Russia’s economic figures over the next 5-10 years will be affected by events taking place within its trade and financial partner countries, according to analysts from the Analytical Credit Rating Agency (ACRA).
The experts say foreign investments and exports would become key channels of influence. Accordingly, six foreign risks may noticeably influence Russia’s economy through these channels in 2019 and 2020, Rossiyskaya Gazeta wrote citing the ACRA report.
Trade wars between the U.S. and China and in general protectionism in global trade will trigger a drop in Russian export demand, the ACRA analysts noted. This may happen due to slower economic growth within its trading partner nations. A decline in global trade and a rise in interest rates may, in theory, spark a financial crisis if action by global regulators is insufficient, the study’s authors said.
A potential recession in the United States, which may begin in nine to 20 months, is the second danger, according to ACRA. The third risk is China’s debt bubble could pop. In fact, this is virtually an echo of the trade wars affecting the country’s financial market, which is being affected by an accelerating surge of poorly regulated lending and also the share of short-term loan and default of debt securities.
The fourth hazard Russia’s economy faces is the looming U.S. sanctions in November, with impact from the measures depending on their scale. Thus, a prohibition on American investors from purchasing Russia’s new sovereign debt (now the most probable option) won’t be a major problem.
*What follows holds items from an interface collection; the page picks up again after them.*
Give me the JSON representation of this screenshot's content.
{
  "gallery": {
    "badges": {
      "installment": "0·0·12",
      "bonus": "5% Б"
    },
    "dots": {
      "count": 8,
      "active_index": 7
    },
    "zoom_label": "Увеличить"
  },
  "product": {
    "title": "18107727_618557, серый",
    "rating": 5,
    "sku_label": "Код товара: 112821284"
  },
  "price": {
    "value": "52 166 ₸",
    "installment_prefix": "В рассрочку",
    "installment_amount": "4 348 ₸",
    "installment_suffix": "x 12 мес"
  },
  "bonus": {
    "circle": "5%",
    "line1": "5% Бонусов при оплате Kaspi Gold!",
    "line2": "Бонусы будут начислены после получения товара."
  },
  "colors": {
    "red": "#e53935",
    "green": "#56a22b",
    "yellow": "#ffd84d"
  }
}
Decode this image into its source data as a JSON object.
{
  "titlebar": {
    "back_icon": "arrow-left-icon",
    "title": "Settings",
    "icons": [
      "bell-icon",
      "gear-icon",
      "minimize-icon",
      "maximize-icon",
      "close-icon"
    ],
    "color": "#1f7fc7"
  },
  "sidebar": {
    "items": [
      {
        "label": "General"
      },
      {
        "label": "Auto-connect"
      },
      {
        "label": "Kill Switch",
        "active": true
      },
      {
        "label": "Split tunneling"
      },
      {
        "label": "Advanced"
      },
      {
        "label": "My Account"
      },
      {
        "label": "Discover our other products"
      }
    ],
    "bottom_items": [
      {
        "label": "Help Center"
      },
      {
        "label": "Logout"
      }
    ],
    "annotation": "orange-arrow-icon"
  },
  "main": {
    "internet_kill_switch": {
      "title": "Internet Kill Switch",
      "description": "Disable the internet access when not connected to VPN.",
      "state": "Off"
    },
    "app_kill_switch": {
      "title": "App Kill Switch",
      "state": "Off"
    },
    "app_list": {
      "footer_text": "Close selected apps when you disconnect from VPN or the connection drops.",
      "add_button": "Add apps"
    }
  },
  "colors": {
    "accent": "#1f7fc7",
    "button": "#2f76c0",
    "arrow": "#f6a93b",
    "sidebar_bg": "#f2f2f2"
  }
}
However, a ban on dollar accounts for state banks may lead to decreasing liquidity in the sector and affect competition.
Serious oil price fluctuations that may occur in 2019 due to the sanctions against Iran, the unsure future of the OPEC + deal and new U.S. pipelines are another risk for Russia’s economy. The ACRA analysts also highlighted the danger for Russia from budget crises in European countries.